Individual therapy or support groups (for expecting or new moms) can set the stage for deeper vulnerability and sharing experiences that may be uncomfortable but are actually quite normal, such as “I’m exhausted” and “I have moments I regret having children.” These emotions don’t typically last but they are part of the experience and we need to feel safe expressing them. When we become mothers, we often go from being self-centered to being much more selfless. This is the only relationship like that. Prioritizing someone else’s needs becomes the new norm.

Aim for “good enough” not perfect.

It is so easy to feel inadequate as a mother. A goal of perfection is one we will fail to achieve every day. Strive to be better, not perfect. A mom who is  “good enough” satisfies all the basic physical and emotional needs of her child. We can succeed at that, but it is impossible to meet some external standard of “the perfect mom.” What does that even mean? Our goals evolve and change. What is important to us changes. What you thought it meant to be a good parent before having kids is likely different once you have them. The basics, however, stay the same. Kids need to feel a  connection and be safe. Just having the awareness and willingness to be better shows you care and want to do your best.

Take care of yourself.

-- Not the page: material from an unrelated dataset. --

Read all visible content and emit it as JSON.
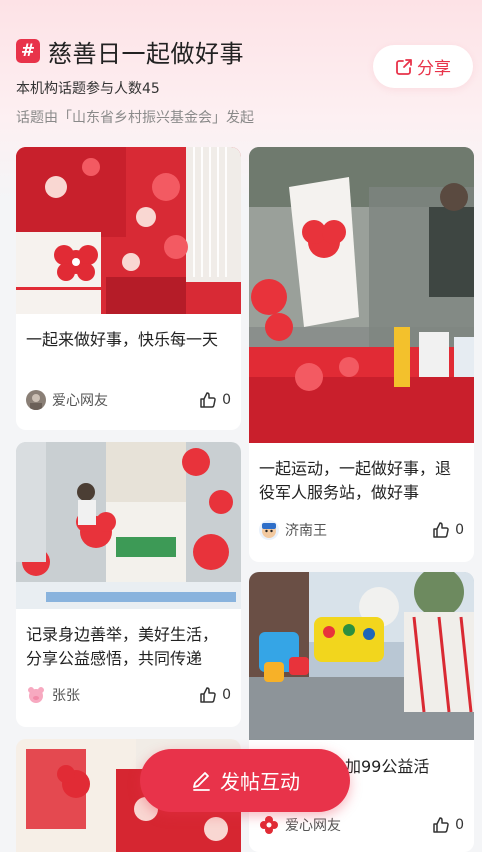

Self-compassion and self-care are part of acknowledging that this is a life-changing, difficult experience, one that has an amazing gain but also loss. It is important to acknowledge that things are changing. Be patient and kind to yourself. Don’t be ashamed of your feelings. Acknowledge that you feel exhausted, hopeless and isolated sometimes, and let that go. Without self-compassion we may block that and pretend it isn’t happening because it is too shameful. Recognize that this is not unique to you and that many people are going through the same thing. It doesn’t make you a bad person or a bad mother.

It can be hard to make time for yourself when you have a baby. Just do small things. Ask for help so you can go for a short walk, take a shower or read a book. Taking a break helps you recharge for yourself and your child, and helps maintain your coping skills. I’ve heard from multiple clients that taking time to go out with a friend helps them be more present and energized when they come home. “I’ve taken care of myself now I’m ready to take care of you again.” It is hard to parent for 12 hours a day without some adult time and some “me” time.

Become a team with your partner in raising a child.

For those who are in relationships it is so important to discuss the new reality and role division. Couples therapy can be helpful in establishing healthy communication. Patterns of partnerships are sometimes established by the time you have a baby, but can be improved. Establish new rules for the family to avoid resentment and contempt for one another. Work as a team so that the mom feels like she can ask for support, particularly when she is not working and the partner is the one making the money.

All couples are different. The goal is for both partners to feel good about the agreement so no one feels taken advantage of. It is tricky but, with communication, not impossible, to find just the right balance.


Need help?

If you would like to speak to a therapist about new motherhood or any issues you are having, contact Maria Droste Access Center at 303-867-4600.


***Thank you to Maria Droste therapist, Marta Oko-Riebau, MA LPC, for contributions to this blog.***